|Citing Patent||Filing date||Publication date||Applicant||Title|
|US8584651||Jun 6, 2012||Nov 19, 2013||Laura J. Martinson||Electronic ignition module with rev limiting|
|WO2014067561A1||Oct 30, 2012||May 8, 2014||Pyroban Ltd.||Engine over speed detection circuit and method|
|U.S. Classification||123/335, 123/198.0DC|
|Cooperative Classification||F02P9/005, F02P11/025|
|Feb 6, 1990||AS||Assignment|
Owner name: BRUNSWICK CORPORATION, A CORP. OF DE, ILLINOIS
Free format text: ASSIGNMENT OF ASSIGNORS INTEREST.;ASSIGNOR:STAERZL, RICHARD E.;REEL/FRAME:005224/0889
Effective date: 19891214
|Mar 29, 1994||FPAY||Fee payment|
Year of fee payment: 4

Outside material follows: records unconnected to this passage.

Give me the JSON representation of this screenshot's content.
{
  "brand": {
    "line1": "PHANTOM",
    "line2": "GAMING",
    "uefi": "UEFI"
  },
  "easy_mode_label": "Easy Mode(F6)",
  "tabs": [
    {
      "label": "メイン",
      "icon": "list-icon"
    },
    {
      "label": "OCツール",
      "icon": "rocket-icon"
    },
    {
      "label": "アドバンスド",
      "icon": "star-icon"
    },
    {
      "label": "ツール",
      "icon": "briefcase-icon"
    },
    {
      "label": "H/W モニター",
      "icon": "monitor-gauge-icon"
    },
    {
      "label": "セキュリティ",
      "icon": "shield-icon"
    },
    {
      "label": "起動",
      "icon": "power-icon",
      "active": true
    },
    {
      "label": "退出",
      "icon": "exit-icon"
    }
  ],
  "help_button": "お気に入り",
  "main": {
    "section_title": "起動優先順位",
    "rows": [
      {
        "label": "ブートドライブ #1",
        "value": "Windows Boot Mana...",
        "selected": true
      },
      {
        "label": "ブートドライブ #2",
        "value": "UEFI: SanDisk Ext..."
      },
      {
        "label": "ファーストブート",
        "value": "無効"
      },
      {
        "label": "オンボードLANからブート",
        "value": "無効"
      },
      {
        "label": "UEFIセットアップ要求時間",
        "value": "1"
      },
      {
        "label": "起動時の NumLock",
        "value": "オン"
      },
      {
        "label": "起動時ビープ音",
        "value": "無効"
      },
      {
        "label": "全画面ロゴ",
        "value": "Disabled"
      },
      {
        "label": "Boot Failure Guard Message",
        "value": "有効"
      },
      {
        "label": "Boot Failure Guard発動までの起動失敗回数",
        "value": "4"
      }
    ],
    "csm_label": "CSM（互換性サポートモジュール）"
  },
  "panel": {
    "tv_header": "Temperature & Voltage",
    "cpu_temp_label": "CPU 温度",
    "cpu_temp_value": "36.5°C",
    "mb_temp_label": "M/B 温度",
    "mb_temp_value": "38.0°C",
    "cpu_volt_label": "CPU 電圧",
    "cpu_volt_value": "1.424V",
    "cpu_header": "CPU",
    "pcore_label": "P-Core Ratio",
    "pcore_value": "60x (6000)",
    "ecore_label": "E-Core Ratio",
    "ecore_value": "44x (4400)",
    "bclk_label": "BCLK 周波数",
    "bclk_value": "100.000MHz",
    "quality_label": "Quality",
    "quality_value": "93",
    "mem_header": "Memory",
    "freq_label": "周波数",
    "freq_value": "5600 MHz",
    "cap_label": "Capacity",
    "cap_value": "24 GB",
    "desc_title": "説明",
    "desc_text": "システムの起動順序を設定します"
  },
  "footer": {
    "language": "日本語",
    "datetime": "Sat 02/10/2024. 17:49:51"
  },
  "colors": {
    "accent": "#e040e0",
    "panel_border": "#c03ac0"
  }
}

|Mar 27, 1998||FPAY||Fee payment|
Year of fee payment: 8
|May 7, 2002||REMI||Maintenance fee reminder mailed|
|Oct 23, 2002||LAPS||Lapse for failure to pay maintenance fees|
|Dec 17, 2002||FP||Expired due to failure to pay maintenance fee|
Effective date: 20021023